Robideau has participated in hundreds of panel discussions, speaking engagements, talk shows and television programs regarding the past and present use of the justice system for suppression of cultural and political dissent of Native Americans, and about the desecration of Native burial sites and the return of artifacts and remains, as well as treaty rights and land issues.

He has been a consultant for a number of books regarding Native issues, the most noted being 'In the Spirit of Crazy Horse' by Peter Matthiessen. He is one of the main speakers in 'Incident at Oglala,' a documentary produced by Robert Redford about the case of Leonard Peltier. He is currently serving as a major consultant for a feature film being produced by Justin Ackerman and co-produced by Oliver Stone that will be based on Peter Matthiesenns' book, 'In the Spirit of Crazy Horse.'

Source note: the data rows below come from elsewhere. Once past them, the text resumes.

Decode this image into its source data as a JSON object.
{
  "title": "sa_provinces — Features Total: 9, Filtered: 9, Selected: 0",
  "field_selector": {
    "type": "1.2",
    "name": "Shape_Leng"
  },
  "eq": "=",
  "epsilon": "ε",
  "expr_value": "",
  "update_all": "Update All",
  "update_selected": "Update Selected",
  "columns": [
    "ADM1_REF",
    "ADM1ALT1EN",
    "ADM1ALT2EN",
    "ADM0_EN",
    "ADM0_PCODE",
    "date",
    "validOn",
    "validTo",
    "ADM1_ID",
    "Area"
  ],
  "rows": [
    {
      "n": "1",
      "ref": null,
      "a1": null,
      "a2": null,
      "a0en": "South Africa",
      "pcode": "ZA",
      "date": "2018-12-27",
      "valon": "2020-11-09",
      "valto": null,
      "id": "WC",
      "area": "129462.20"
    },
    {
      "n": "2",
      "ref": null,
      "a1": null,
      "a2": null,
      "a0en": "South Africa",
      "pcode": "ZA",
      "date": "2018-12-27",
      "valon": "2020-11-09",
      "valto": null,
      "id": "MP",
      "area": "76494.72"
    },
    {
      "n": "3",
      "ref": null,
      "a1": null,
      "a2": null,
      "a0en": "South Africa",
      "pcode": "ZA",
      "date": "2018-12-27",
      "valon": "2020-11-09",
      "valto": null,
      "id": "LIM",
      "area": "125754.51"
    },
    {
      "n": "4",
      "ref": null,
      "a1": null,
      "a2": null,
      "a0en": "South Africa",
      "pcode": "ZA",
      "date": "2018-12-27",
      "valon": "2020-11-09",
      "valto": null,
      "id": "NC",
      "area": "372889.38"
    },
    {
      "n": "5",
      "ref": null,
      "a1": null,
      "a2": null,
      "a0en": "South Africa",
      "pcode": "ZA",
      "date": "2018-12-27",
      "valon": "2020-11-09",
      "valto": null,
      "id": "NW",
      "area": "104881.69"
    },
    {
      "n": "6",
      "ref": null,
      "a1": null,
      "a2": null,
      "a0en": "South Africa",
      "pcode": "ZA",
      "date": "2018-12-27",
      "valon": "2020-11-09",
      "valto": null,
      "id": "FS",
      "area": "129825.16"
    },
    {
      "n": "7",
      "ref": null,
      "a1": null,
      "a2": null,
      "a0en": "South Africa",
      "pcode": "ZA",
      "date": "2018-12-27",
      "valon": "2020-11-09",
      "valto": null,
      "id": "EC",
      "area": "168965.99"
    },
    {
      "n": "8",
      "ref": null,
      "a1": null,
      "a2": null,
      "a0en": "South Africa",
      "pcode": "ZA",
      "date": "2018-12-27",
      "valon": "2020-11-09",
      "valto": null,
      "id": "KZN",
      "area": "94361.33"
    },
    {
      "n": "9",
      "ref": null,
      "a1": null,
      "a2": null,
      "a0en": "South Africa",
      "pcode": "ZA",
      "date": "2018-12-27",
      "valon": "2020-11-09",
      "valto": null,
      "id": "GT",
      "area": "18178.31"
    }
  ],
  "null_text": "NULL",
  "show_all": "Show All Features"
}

Nantinki Rose

Nantinki Rose, graduated from New Hampshire Vo-Tech College (1973) with a degree in Nursing; Hawthorne College, (1977)with a B.B.A. and a B.A. in Experimental Psychology; Dartmouth College, (1979) in Experimental Psychology and University of Western New Mexico (1983) in Psychology, expertise in Chemical Dependency and Fetal Alcohol Syndrome, with minor and associate degrees in literature and art.

Ms. Rose has worked, and endeavored as a warrior, for Mother Earth, Native American Rights, and, most especially, the release of Indian Rights activist Leonard Peltier. All the while, she also connects with her art. Her watercolor paintings sell well, and she has several short stories published in several regional periodicals. Her camera accompanies her everywhere she travels, and has a flair for the disquiet.